TASK PROMPT:
Count the lines in the listing below that hold the string "表格与编辑窗体". Reply with the number alone.

DATA EXTRACT:
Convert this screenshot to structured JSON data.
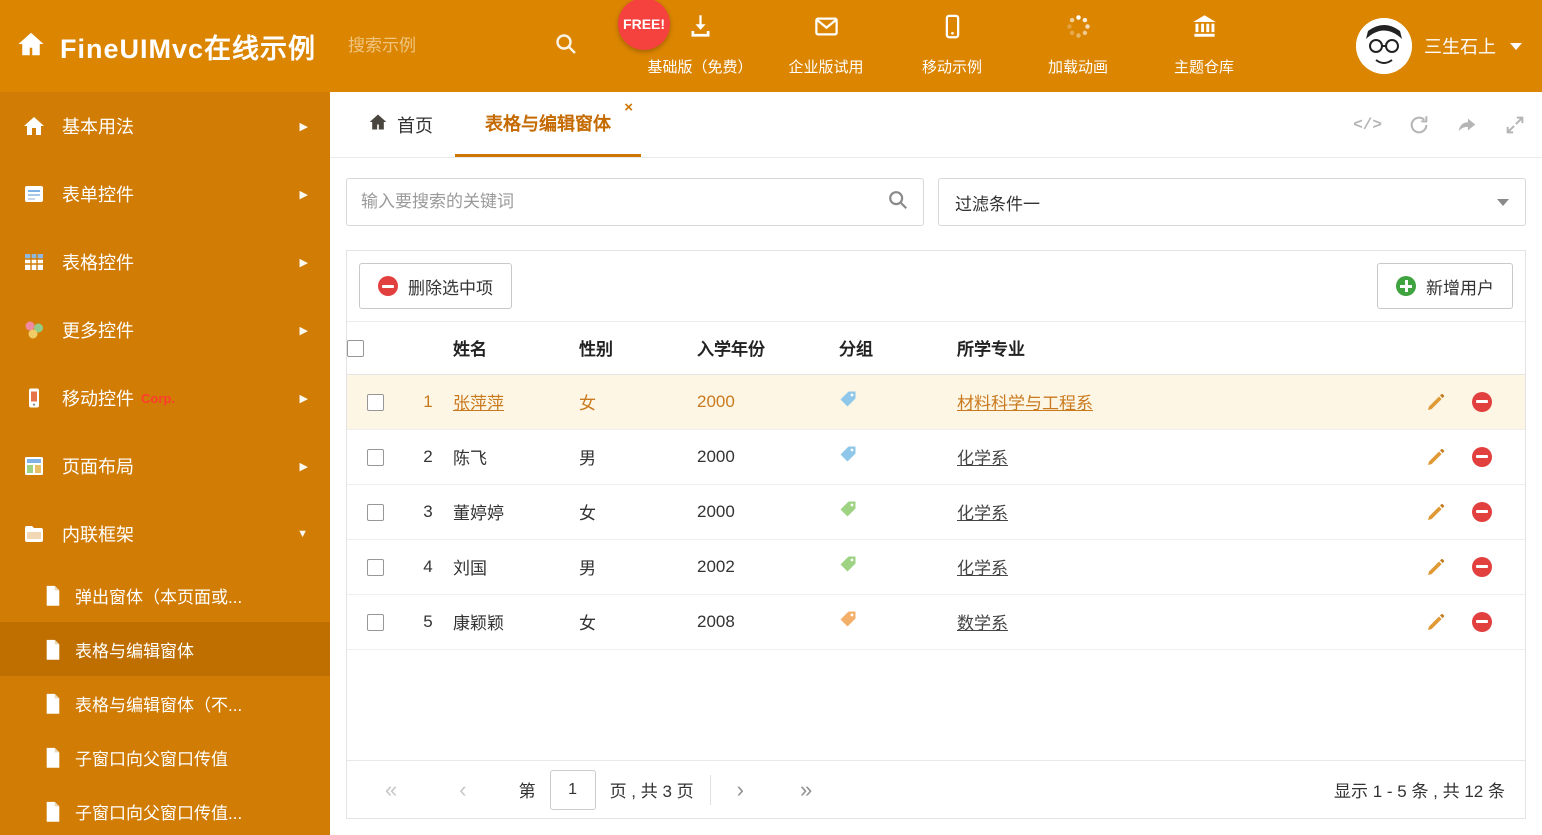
{
  "header": {
    "title": "FineUIMvc在线示例",
    "search_placeholder": "搜索示例",
    "free_badge": "FREE!",
    "nav_items": [
      {
        "label": "基础版（免费）"
      },
      {
        "label": "企业版试用"
      },
      {
        "label": "移动示例"
      },
      {
        "label": "加载动画"
      },
      {
        "label": "主题仓库"
      }
    ],
    "username": "三生石上"
  },
  "sidebar": {
    "items": [
      {
        "label": "基本用法"
      },
      {
        "label": "表单控件"
      },
      {
        "label": "表格控件"
      },
      {
        "label": "更多控件"
      },
      {
        "label": "移动控件",
        "badge": "Corp."
      },
      {
        "label": "页面布局"
      },
      {
        "label": "内联框架"
      }
    ],
    "subitems": [
      {
        "label": "弹出窗体（本页面或..."
      },
      {
        "label": "表格与编辑窗体"
      },
      {
        "label": "表格与编辑窗体（不..."
      },
      {
        "label": "子窗口向父窗口传值"
      },
      {
        "label": "子窗口向父窗口传值..."
      }
    ]
  },
  "tabs": {
    "home": "首页",
    "active": "表格与编辑窗体"
  },
  "filters": {
    "search_placeholder": "输入要搜索的关键词",
    "filter_value": "过滤条件一"
  },
  "toolbar": {
    "delete_label": "删除选中项",
    "add_label": "新增用户"
  },
  "table": {
    "headers": {
      "name": "姓名",
      "gender": "性别",
      "year": "入学年份",
      "group": "分组",
      "major": "所学专业"
    },
    "rows": [
      {
        "num": "1",
        "name": "张萍萍",
        "gender": "女",
        "year": "2000",
        "tag_color": "blue",
        "major": "材料科学与工程系",
        "selected": true
      },
      {
        "num": "2",
        "name": "陈飞",
        "gender": "男",
        "year": "2000",
        "tag_color": "blue",
        "major": "化学系",
        "selected": false
      },
      {
        "num": "3",
        "name": "董婷婷",
        "gender": "女",
        "year": "2000",
        "tag_color": "green",
        "major": "化学系",
        "selected": false
      },
      {
        "num": "4",
        "name": "刘国",
        "gender": "男",
        "year": "2002",
        "tag_color": "green",
        "major": "化学系",
        "selected": false
      },
      {
        "num": "5",
        "name": "康颖颖",
        "gender": "女",
        "year": "2008",
        "tag_color": "orange",
        "major": "数学系",
        "selected": false
      }
    ]
  },
  "pagination": {
    "page_prefix": "第",
    "page_value": "1",
    "page_suffix": "页 , 共 3 页",
    "summary": "显示 1 - 5 条 , 共 12 条"
  },
  "icons": {
    "chevron_right": "▶",
    "chevron_down": "▼",
    "close": "×",
    "code": "</>",
    "pg_first": "«",
    "pg_prev": "‹",
    "pg_next": "›",
    "pg_last": "»"
  },
  "colors": {
    "header_bg": "#db8500",
    "sidebar_bg": "#d17c04",
    "sidebar_selected_bg": "#bf6f00",
    "accent": "#cf7600",
    "free_badge_bg": "#f5423e",
    "row_selected_bg": "#fdf6e5",
    "row_selected_text": "#ca7a1e",
    "tag_blue": "#8ec7ea",
    "tag_green": "#9ed383",
    "tag_orange": "#f4b06a",
    "delete_red": "#e2403f",
    "add_green": "#3fa33f"
  }
}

SOLUTION FOR THIS EXERCISE:
3